Now, migrants aboard the charity rescue ship called Aquarius 2 will be transferred to a patrol boat in international waters and taken to Malta, before being sent to four other European Union states, the Maltese government said on Tuesday.

Given what we've seen this week about vessel registrations with regards to the Aquarius, how important or difficult is it for a rescue ship to attain a country flag?

What's happening with the Aquarius?

Christoph Hempel, owner of Jasmund Shipping from Bremen, the German shipping company that owns the Aquarius, said what happened to the rescue ship was a unique situation.

Hempel told Euronews he was trying to get a German flag for the ship but authorities kept him waiting in order to consult with the German transport ministry. Hempel said this was unusual as he never dealt with such delays in the past.

Hempel said he chartered the ship out of conviction even though he doesn't receive much of a profit. According to international maritime laws, ships are bound to help anyone in distress when they're in international waters.

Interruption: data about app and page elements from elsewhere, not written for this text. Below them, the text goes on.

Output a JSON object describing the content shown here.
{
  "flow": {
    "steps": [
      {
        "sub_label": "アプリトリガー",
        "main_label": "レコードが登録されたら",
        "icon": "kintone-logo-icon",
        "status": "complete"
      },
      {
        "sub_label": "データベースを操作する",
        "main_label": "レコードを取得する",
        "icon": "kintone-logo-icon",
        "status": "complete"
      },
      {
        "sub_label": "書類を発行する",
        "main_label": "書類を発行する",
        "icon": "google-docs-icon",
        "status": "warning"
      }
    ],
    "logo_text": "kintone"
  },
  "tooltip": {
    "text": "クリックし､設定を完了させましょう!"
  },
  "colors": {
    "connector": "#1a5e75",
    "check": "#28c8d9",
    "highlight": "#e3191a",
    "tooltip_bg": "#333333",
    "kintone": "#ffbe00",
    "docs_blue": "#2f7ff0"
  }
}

Hempel adds he is looking for a permanent solution that doesn't depend on political sensitivities.

Why is it important for a rescue ship to have a flag?

A ship without a flag is equivalent to a 'pirate ship,' said Juan Luis Pulido, Professor of Maritime Law and lawyer at the Martínez-Echevarría Law Firm in Spain

Pulido added:

“If a vessel is on the high seas, in international waters, and is not under the jurisdiction of any state, it means that it could be subject to the jurisdiction of any state and any state could apprehend it, detain it."

"It is not normally difficult to get a flag for a ship. In fact, there is a phenomenon called 'flags of convenience' (Gibraltar, Sri Lanka, Vanuatu, Liberia), which grant their flag with enormous ease. What happens is that no state is obliged to grant a flag to a ship. And if for some reason, which in this case, is mainly of a political nature, the Aquarius does not manage to get any state to grant it a flag, it cannot do anything. The normal thing the Aquarius would have to do if it doesn't get a flag, is to stop sailing," Pulido said.